“For example, in the construction industry, the project manager is fully authorised within his project scope, timelines and budget. However, in other industries like ICT, the project manager tends to be technically oriented and focused. In my opinion, the project manager in the Middle East should be more visible and much more business-minded. They should be able to drive projects as a business. Industries running their business via projects would benefit greatly if they allowed for visibility and empowerment of their project managers,” Naim says.
Zighan believes that project managers across the Middle East are playing an important role, but that it’s not the ‘complete’ role it should be. Instead the focus has been to manage a project’s cost and, wherever possible, keep to schedule.
“Due to the fact that the region’s culture has not yet adapted to project-based employment, most organisations have a functional structure where the project manager doesn’t have enough power on his project/resources or at least could face authority conflicts with functional mangers,” he remarks.
“However, I myself use several techniques and approaches to overcome such situations such as creating a ‘one team’ atmosphere, proper, on-time communication, fully engaging stakeholders, and using negotiation skills to obtain needed resources. So I would say the role is accepted and respected to some extent but it will take time for the role to prove itself.”
Many IT professionals agree that companies would gain much more if project managers were better utilised, across a variety of different tasks, to increase their ownership of the project and ensure that they are fully engaged with all aspects.
“[Give them the opportunity to be involved in many roles]; work as the bid manager, coordinate the tender activities for commercial, statement-of-compliance and technical proposals, participate in contract negotiation, project delivery and execution,” says Bernhard Fleishacker, MD of PMC First FZE, a project and programme management services and consulting provider professional services company based in the UAE. “We believe a project manager should be involved in the entire project life cycle from initiation, to delivery until project ending.”
“Leveraging their expertise to clearly define project objectives, goals and timelines up front is crucial,” adds Anish Kanaran, regional director, Epicor Middle East.
Some of the major challenges project managers face include meeting unrealistic deadlines, and communication and coordination issues among the parties involved. However different organisational structures can each offer unique challenges of their own.
“In a more distributed or matrixed environment where decision-making is pushed down to individual business units, the biggest challenge is ensuring top-down strategic alignment with corporate goals and objectives. This can cause executive stakeholders that are not in the direct chain of command to become sceptical about certain projects at best and unsupportive at worst,” says Wayne Caccamo, VP marketing for cloud-optimised Enterprise Project & Portfolio Management (EPPM) software provider Instantis. “In addition, line-of-sight visibility for project team members of how their project fits into corporate goals and strategies can impact buy-in and motivation at the individual project team member level.

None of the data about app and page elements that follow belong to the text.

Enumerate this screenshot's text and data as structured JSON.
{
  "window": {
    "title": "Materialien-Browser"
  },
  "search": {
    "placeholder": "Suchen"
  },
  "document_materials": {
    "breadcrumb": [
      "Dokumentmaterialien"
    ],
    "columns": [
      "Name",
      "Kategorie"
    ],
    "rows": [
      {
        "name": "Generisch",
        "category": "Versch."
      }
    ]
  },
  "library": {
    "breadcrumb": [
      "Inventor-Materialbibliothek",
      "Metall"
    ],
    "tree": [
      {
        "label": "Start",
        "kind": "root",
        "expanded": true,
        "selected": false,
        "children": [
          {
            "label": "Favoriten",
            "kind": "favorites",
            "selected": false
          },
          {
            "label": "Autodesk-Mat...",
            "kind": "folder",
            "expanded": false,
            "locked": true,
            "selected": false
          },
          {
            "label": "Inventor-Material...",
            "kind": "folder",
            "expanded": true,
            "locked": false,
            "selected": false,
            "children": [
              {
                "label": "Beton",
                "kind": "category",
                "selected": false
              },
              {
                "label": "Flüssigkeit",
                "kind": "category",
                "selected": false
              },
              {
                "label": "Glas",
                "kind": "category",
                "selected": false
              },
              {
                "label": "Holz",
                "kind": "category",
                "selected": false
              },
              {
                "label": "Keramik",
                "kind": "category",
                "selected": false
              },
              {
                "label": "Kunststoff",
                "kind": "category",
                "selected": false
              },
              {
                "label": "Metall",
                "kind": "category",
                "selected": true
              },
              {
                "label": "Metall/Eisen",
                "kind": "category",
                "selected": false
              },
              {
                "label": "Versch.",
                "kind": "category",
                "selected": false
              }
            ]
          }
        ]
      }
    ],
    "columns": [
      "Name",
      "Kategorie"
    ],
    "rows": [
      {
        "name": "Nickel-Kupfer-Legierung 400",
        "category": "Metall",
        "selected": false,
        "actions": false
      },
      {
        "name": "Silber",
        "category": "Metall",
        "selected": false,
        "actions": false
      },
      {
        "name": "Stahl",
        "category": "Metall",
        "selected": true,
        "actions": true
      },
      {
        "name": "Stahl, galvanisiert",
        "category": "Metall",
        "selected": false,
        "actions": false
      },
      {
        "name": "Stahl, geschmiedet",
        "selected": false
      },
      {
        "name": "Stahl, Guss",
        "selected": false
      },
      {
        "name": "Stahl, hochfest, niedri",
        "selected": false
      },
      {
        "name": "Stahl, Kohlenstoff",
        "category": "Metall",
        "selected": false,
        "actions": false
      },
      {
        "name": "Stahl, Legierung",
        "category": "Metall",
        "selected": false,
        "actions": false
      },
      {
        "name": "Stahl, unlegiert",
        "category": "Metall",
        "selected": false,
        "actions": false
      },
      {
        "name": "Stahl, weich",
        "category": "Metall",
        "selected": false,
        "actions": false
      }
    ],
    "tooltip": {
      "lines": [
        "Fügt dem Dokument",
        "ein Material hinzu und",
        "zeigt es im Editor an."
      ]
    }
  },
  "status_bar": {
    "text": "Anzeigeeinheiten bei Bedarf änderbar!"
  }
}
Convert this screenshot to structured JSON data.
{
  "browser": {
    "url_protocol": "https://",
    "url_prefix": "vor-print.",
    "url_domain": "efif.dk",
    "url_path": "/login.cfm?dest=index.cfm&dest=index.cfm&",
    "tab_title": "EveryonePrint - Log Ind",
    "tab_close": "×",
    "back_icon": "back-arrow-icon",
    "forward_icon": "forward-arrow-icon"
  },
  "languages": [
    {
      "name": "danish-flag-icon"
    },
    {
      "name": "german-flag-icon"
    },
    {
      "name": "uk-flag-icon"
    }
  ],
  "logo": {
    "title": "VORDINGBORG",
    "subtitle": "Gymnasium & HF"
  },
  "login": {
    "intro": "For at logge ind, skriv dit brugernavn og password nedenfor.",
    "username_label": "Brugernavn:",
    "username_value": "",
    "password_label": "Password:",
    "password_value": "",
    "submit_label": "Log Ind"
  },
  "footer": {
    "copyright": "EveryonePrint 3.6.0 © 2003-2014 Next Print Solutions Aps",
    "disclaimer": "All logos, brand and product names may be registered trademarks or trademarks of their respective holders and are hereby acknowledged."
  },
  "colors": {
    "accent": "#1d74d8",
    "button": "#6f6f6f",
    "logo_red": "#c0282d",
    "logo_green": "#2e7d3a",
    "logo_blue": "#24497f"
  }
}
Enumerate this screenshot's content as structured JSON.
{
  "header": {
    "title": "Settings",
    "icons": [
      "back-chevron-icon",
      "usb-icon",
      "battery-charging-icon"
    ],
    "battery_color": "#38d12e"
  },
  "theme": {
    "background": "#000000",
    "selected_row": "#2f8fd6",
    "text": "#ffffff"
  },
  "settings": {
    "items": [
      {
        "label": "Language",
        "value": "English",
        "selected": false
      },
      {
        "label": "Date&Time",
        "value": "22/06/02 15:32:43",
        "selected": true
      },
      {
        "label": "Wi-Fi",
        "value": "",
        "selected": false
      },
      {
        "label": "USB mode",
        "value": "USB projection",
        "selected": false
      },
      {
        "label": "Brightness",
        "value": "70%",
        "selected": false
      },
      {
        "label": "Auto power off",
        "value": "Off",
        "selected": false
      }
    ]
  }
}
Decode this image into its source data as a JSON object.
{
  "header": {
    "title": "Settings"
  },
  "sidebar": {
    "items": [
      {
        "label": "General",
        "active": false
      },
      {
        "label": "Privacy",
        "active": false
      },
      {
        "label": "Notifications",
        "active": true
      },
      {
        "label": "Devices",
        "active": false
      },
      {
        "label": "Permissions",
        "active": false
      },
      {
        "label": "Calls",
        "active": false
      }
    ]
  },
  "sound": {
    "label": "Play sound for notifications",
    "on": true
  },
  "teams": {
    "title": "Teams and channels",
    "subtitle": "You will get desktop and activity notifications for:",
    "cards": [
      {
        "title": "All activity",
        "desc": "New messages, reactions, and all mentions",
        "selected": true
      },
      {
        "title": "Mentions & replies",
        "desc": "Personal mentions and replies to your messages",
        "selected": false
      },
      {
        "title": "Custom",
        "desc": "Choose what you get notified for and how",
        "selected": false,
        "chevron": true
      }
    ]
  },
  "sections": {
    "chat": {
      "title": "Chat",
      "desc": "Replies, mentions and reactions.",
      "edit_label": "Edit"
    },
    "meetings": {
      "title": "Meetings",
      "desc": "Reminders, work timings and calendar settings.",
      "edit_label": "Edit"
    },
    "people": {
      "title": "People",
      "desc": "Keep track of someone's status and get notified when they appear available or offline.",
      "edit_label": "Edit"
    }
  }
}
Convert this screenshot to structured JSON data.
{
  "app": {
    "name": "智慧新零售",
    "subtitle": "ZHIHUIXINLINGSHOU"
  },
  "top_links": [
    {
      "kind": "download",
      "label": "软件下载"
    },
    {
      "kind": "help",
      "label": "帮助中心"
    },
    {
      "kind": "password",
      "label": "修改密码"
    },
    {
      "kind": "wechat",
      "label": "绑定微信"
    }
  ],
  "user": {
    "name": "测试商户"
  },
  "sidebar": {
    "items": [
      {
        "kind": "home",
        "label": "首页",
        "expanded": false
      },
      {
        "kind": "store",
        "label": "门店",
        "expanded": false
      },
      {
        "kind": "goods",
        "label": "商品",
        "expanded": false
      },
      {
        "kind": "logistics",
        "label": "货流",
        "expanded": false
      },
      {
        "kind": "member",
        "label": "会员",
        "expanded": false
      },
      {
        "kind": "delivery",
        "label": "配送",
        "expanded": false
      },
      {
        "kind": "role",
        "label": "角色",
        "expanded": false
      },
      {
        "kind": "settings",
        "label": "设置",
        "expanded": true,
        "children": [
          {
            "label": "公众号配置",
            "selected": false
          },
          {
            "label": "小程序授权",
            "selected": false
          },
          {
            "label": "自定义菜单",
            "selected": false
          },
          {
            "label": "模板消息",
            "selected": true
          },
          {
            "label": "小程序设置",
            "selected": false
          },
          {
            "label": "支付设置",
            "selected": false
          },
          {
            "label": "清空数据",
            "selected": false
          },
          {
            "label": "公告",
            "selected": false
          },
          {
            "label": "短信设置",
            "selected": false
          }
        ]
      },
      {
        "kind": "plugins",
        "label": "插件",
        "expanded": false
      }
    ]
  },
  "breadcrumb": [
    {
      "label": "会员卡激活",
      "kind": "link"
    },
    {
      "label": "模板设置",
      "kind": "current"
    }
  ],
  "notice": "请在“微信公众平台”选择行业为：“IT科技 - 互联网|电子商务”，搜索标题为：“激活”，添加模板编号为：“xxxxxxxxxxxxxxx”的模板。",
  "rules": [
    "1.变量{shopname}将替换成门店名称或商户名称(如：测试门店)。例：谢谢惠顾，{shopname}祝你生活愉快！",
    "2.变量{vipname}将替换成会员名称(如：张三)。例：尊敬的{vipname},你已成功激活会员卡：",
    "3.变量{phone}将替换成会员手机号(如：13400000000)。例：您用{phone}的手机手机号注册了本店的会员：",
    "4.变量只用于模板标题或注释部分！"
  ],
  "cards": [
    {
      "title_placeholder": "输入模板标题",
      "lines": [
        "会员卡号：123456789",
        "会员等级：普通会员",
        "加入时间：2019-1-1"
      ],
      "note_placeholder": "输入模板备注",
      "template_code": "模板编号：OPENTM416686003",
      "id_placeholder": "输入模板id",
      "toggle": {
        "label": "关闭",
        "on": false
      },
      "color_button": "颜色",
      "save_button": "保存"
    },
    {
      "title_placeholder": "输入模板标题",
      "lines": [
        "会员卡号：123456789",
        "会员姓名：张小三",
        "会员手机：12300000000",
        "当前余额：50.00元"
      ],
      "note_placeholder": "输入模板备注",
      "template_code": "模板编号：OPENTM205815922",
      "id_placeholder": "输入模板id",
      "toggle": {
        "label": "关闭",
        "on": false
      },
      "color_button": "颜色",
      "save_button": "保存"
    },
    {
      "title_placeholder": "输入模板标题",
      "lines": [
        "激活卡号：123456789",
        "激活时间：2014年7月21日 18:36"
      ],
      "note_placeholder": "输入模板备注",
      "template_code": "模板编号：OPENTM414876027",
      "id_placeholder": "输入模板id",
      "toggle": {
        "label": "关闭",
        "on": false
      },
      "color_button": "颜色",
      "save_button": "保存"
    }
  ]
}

“In more hierarchical decision-making environments where strategic priorities trickle down from the top, top-down strategic alignment of project programmes and investments and bottom-up line-of-site visibility is typically easier to achieve.
“On the other hand, flat organisations provide many advantages for project managers including quicker, more informed decision-making and the ability to execute and move forward without dealing with the politics that top-down project visibility can bring.”
“To survive in a [matrix] structure, the project manager must form solid working bonds with upper management and multiple co-workers,” continues Stephan Berner, managing director, help AG. “In vertical organisations, project managers get frustrated by poor decision making and lack of transparency because each layer muddles information more and more. In horizontal companies, project managers may be less sure about their roles and responsibilities within the company and get frustrated by their lack of authority.”
But to balance things out, project managers do have the opportunity to grow a wide skill set, plus career opportunities are looking up. The multiple skill sets required for project managers, and the fluidity of the role, can enable them to develop strong management expertise, which, if they can be matched with project success, can be a launchpad for higher roles.
“If they have a number of successful projects, they may eventually progress to a senior management position,” Tewary says.
“Project managers have a unique opportunity to hone their professional skills in a variety of ways. They learn how to analyse, scope, and plan, how to work within time or budget constraints, and how to lead. These skills are the cornerstones of all successful managers and leaders of companies, and a great reason why project managers go on to great things,” Alhashim enthuses.
“The Middle East has an abundance of projects spanning industries such as construction, oil and gas – there is no shortage of career opportunities for project managers,” says Kanaran.